On Easter Sunday we sing “On this day the Lord has acted; we will rejoice and be glad in it” (Ps 118:24). In doing so, we announce the heart of the Good News: God has won the battle of all battles by raising Jesus from the dead. The religious and political leaders colluded to destroy this life that was an alternative to the status quo, but God could not be thwarted. On Easter, and the 50 days that follow, the Church announces the Good News that God has won the battle against the forces of death and invites the listener to live their lives in light of this victory. This victory makes it clear that the world is not governed by power hungry religious and political leaders and their powerless gods, but by the God of self-emptying love who will eventually bring into being a world where love reigns supreme.
This Good News is what ultimately changes lives because it addresses the core problem: where do we put our trust? Do we put our trust in the God of the Bible who brings life out of death, or do we give our obedience to the idols of a consumer culture that have no power over the forces of death? The consumer gods provide fleeting satisfaction. The God of Jesus Christ has the capacity to transform even the most hopeless situation. The psalmist put it like this: “Weeping may spend the night, but joy comes in the morning” (30.6).
The example of the life-changing power of this Good News that I know best comes from my own life. When I went to college, my identity was governed by the gods of success and accomplishment. Those gods deliver—until they don’t. Early on in my first year that approach was falling apart. Not only was I not very successful, but I was beginning to discover that such an approach to life isn’t very meaningful. However, relinquishing my trust in these gods wasn’t easy to do; it was a slow death. For three months, I was in the pit. While I was there someone in my dorm suggested that reading the Bible might be helpful. One night on the couch in the common room of the dorm, I read the Gospel of John from beginning to end (Why John? I don’t know). When I finished, something dramatic had happened. I had begun to discover that who I am is not what I accomplish. Who I am is a human being loved by God—full stop. The pathetic little gods I had worshiped were overthrown by the God who really is God. In that moment I began to experience what it means to be “born from above” (John 3: 3).
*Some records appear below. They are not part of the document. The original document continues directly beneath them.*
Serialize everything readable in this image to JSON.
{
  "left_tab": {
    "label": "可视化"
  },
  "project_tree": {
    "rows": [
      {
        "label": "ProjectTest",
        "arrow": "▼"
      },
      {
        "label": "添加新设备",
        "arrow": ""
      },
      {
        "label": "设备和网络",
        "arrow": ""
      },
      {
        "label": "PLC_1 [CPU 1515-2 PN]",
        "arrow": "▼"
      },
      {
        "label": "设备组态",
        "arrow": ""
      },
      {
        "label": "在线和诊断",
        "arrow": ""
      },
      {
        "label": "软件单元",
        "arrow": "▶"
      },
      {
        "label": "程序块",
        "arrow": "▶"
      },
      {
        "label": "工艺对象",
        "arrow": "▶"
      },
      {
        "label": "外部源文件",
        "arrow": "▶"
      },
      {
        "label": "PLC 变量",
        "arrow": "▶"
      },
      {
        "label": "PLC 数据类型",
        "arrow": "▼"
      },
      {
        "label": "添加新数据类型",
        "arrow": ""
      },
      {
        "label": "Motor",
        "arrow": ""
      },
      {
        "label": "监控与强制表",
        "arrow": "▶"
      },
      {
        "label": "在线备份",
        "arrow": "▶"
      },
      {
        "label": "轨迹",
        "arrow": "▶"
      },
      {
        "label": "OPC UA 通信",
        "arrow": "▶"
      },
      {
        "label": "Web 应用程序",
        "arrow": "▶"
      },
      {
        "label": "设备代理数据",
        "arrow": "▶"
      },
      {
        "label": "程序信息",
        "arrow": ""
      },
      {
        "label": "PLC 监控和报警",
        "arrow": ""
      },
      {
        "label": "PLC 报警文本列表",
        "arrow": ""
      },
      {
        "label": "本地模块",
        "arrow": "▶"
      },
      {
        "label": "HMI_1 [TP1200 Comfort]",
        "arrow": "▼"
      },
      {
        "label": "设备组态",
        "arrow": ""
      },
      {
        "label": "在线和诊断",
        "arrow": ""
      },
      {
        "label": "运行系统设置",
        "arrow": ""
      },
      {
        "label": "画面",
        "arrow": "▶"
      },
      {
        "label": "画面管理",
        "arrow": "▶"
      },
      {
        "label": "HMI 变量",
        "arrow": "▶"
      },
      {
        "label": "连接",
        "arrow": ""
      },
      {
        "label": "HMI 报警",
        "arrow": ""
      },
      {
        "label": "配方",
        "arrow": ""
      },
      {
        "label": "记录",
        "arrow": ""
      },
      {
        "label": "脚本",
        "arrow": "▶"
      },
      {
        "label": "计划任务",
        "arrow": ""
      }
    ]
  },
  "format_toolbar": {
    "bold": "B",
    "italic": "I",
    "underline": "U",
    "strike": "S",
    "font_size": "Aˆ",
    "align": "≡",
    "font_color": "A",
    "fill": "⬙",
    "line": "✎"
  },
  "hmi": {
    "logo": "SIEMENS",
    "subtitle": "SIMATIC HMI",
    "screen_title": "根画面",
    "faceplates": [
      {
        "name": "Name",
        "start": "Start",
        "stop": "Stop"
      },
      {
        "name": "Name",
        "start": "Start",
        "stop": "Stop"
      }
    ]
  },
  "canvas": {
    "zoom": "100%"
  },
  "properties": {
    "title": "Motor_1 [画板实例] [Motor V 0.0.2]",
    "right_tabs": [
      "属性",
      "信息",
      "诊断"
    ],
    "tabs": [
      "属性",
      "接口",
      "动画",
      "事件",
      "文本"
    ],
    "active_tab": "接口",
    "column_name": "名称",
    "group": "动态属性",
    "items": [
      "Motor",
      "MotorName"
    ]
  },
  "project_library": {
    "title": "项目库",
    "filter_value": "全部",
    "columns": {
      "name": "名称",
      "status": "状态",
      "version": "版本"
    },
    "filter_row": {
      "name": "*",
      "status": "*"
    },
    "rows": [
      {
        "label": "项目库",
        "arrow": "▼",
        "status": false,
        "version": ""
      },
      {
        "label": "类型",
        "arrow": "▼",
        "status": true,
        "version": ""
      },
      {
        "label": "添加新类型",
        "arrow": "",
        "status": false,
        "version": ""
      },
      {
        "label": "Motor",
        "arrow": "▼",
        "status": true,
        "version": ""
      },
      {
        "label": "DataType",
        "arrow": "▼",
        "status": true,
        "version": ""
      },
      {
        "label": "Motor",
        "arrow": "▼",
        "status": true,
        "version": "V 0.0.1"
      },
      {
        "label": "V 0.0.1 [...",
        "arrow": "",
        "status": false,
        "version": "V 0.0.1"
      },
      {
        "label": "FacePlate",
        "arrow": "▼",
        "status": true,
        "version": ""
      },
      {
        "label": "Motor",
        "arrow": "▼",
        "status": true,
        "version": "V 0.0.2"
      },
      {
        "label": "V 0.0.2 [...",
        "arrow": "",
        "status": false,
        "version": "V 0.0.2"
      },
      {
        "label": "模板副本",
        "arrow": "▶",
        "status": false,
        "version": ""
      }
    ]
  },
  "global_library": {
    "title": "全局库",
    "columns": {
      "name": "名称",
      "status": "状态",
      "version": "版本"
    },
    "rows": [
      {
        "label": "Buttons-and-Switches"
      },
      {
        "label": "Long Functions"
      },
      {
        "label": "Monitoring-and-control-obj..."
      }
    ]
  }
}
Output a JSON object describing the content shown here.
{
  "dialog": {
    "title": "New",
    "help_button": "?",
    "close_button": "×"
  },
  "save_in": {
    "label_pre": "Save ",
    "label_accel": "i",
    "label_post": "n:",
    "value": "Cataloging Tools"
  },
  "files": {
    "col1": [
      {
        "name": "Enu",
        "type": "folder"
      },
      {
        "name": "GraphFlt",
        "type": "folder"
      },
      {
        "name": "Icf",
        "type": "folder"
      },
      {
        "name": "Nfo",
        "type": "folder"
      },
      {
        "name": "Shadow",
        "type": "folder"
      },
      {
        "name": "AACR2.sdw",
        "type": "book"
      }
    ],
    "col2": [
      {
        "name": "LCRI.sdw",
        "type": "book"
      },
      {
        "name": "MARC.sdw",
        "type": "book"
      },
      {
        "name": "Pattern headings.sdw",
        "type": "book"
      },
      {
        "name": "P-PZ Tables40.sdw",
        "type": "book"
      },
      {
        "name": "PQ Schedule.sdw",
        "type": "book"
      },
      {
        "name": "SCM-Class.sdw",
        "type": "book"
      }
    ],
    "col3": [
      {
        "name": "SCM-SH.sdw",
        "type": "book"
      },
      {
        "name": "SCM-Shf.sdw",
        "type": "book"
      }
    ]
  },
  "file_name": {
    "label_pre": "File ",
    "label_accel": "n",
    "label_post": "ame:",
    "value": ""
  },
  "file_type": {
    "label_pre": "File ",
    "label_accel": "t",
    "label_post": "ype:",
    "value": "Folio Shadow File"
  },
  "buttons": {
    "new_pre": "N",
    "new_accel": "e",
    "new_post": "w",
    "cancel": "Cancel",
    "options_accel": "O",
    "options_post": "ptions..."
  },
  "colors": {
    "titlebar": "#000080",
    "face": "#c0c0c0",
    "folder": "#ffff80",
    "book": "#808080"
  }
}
Since that initial encounter with the Good News, my ongoing challenge has been to allow this Good News to govern my whole life. In the beginning, the Good news mostly affected my capacity to love myself and my immediate neighbor; it was very personal. Overtime I began to see that my obedience to the alternative way of Jesus had larger social and political implications. I realized that obedience to Jesus was about fighting injustice, breaking down barriers that divide people, resisting political oppression, and working with others to help God bring into being a world where everyone can flourish.
The Good News of Easter has the power to liberate us from an oppressive life governed by impotent gods with no capacity to deliver; and it has the power set us free to be part of God’s life-changing mission in this world. This is exactly what Paul announced to the Galatians when he wrote: “For freedom Christ has set us free” (Gal. 5:1). Let us live our lives under the gracious rule of God and let us announce this life-changing possibility to others.